Sweetness abounds in the summertime on Long Island. Our gardens, farm stands and farmers markets are chock-full of sun-ripened sweetness. From beans and corn to peppers and tomatoes, our summer harvest is as luscious as it is abundant. Still, the sweetest taste of summer comes from Mother Nature’s confection, fruit. Whether you grow your own, pick your own, select your own at a market or forage for it, fresh local fruit is one of the purest indulgences of summer. Early summer gives us strawberries and rhubarb; mid-summer welcomes sweet cherries and the berry harvest: black, blue, boysen, goose, huckle and rasp; and late summer brings on figs, grapes, melons and stone fruit: nectarines, peaches, plums, beach plums and native black cherries.
If happiness is a bowl of cherries, than summer should be overflowing with local Prunus happiness, right?

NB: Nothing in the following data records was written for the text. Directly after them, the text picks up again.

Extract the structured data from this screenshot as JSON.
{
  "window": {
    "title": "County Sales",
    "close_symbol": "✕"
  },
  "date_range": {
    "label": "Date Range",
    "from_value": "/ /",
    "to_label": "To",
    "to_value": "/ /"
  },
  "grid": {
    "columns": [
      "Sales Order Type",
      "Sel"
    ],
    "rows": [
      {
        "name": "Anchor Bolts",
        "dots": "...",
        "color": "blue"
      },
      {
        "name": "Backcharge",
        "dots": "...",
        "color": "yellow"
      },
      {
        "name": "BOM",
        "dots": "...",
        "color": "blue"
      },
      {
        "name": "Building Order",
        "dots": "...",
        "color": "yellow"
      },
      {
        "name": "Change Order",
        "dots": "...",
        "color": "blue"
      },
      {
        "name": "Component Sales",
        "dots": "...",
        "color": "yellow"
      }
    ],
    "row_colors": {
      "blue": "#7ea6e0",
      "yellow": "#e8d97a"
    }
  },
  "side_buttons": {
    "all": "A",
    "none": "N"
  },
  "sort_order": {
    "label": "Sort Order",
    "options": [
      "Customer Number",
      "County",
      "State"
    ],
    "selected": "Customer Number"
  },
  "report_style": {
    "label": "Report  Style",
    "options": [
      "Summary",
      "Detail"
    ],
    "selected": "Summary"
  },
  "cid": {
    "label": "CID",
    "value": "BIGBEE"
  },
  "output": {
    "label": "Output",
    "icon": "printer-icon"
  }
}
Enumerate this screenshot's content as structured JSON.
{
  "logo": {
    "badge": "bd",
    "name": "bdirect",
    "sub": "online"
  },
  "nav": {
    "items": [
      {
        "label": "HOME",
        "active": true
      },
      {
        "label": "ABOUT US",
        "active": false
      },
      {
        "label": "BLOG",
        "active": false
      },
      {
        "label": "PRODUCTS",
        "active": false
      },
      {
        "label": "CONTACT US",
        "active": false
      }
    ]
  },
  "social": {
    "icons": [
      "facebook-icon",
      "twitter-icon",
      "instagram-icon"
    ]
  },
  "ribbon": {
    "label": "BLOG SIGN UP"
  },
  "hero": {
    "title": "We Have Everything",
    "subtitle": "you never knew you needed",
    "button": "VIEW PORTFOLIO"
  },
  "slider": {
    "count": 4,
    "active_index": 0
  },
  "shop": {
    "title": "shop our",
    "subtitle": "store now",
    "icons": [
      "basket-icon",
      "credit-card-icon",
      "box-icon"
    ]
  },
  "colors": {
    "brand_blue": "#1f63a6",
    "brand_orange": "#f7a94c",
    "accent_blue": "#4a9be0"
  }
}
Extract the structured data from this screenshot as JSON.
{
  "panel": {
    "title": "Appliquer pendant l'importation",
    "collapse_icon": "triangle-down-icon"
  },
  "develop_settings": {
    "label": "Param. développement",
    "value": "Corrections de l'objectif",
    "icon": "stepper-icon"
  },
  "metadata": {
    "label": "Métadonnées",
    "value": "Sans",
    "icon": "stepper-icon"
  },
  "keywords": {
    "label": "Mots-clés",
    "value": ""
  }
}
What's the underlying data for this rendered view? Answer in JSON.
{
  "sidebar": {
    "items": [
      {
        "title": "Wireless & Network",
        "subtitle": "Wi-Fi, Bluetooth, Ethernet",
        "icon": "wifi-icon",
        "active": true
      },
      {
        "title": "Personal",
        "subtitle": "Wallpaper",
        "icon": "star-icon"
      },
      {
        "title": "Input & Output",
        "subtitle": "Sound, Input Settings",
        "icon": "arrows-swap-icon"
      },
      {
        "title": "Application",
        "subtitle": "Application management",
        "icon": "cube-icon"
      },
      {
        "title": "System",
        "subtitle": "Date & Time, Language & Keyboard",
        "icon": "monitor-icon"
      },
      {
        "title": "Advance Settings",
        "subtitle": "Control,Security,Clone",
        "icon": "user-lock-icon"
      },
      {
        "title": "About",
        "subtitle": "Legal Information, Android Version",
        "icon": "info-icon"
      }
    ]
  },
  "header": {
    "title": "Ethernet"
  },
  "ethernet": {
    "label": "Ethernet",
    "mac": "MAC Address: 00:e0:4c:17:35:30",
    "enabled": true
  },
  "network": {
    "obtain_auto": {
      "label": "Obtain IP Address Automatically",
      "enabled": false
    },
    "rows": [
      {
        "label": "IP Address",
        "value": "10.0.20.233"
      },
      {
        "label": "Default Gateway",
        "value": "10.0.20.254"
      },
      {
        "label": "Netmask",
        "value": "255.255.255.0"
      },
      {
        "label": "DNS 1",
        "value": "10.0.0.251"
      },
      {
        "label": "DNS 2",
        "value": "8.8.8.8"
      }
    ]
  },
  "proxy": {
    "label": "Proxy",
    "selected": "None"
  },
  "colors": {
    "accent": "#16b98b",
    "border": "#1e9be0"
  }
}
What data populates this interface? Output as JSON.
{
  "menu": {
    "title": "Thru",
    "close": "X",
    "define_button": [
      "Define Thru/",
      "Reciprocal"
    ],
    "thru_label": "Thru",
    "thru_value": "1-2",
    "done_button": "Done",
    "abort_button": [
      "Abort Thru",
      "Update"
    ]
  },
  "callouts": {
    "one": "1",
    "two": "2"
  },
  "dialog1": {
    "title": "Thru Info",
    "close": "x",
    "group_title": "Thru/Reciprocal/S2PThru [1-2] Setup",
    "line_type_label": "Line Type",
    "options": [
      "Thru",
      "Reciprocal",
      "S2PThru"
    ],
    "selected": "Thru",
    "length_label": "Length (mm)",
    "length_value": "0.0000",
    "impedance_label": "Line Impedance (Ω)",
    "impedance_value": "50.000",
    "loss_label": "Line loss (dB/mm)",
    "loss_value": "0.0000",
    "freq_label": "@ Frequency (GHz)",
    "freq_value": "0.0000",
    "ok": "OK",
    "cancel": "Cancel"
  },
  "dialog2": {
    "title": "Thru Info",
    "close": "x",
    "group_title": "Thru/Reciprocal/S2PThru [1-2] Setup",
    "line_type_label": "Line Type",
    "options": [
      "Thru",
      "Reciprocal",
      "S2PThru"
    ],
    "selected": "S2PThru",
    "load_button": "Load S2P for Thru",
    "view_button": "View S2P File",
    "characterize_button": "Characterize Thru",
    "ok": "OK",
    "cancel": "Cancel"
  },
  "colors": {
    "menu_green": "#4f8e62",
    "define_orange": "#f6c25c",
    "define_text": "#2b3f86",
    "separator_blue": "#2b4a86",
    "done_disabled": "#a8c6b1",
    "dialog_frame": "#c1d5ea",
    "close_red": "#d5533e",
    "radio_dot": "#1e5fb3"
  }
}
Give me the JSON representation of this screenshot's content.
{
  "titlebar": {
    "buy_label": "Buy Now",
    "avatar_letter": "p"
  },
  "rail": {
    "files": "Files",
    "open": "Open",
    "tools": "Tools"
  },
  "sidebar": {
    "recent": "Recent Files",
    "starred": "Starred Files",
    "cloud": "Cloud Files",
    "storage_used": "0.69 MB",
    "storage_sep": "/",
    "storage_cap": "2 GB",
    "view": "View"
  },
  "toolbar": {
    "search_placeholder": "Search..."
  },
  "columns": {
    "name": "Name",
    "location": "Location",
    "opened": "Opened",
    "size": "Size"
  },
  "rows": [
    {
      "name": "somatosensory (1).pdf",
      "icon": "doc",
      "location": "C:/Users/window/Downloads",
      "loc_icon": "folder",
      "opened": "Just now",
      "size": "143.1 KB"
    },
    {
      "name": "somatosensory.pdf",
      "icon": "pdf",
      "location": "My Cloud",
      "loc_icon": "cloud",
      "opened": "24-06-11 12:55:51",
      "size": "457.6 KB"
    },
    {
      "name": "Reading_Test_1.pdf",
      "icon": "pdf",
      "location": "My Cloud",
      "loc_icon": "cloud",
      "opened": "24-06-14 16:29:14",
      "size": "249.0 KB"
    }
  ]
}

Well not so much. While native black cherries, Prunus serotina, grow in nearly every park on Long Island, according to naturalist Steve “Wildman” Brill, unless they grow in full sun in areas supported by many black cherry trees, the pickings at harvest time (late summer) will be slim. Fire Island hot spot Cherry Grove is named for the large number of black cherry trees that once inhabited the island, and the trees still thrive at the Sunken Forest at Sailor’s Haven, just west of the Grove. Visitors to the Sunken Forest are permitted to pick a maximum of two quarts of cherries per visit. Sweet cherry trees, Prunus avium, are the “feral form of the commercially grown cherry, created from seeds dropped by birds and not from cuttings,” explains Brill. Bottom line, wild cherries can be found and foraged on Long Island. Word to the wise, always be sure that you have permission prior to foraging.
Wickham’s Fruit Farm in Cutchogue is the only grower of sweet cherries on Long Island. Gekee Wickham explains that cherries are a very difficult crop to grow, “cherries never make money for us. Why do we grow cherries? Way back when, Tom’s (Wickham) father said, ‘I like to grow the crops that I like to eat.’” Like many of us, the Wickhams love cherries. “When you get to pick a ripe cherry off a tree, it is like God’s gift to you,” discloses Mrs. Wickham, “It is like out of this world. Once you taste that, nothing evermore tastes like that. It is like the sweetest nectar in the whole wide world.”
Without a doubt, a bowl of cherries is perfectly happy and delectable unembellished. Our recipe for Summer Pavlova, featuring plums and cherries, gives local cherries a bit of well-deserved elaboration. Have a happy summer!
Recipe by Cameron Prather
4 egg whites, room temperature
Pinch kosher salt
1 cup granulated sugar
½ teaspoon vanilla extract
½ teaspoon white vinegar
1 teaspoon cornstarch
2 pints of fresh fruit, macerated with a little sugar (we used plums and cherries)
Fresh whipped cream
Heat your oven to 250°. Line a baking sheet with parchment paper. With a pencil, trace a 9-inch circle, or four 4-inch circles, on the parchment. Turn the parchment over.
Place the egg whites and a pinch of salt in the bowl of a stand mixer and, using the whisk attachment on high, whisk until stiff peaks form, 4 to 5 minutes. Reduce the speed to medium and slowly add the sugar over 2 minutes. Stop and scrape down the sides of the bowl. Increase the speed to high and whisk until the mixture is smooth and glossy and stiff peaks form, 6 to 7 minutes. Decrease the speed to low and add the vanilla, vinegar and cornstarch. Mix just to combine.
Gently spoon the meringue onto the parchment and spread to fit the shape of the circle, forming a slight well in the center. Place the meringue into the oven and bake for 45 minutes.
Turn off the heat and leave in the oven for 3 hours, or until the meringue is crisp and dry on the outside. Open the oven door and cool completely before removing from the oven, approximately 30 minutes.
Just before serving, top with a mixture of fresh summer fruit. We used fresh plums and cherries, tossed with a little sugar and some of Miss Amy’s Beach Plum Preserves. Top with fresh whipped cream, if desired.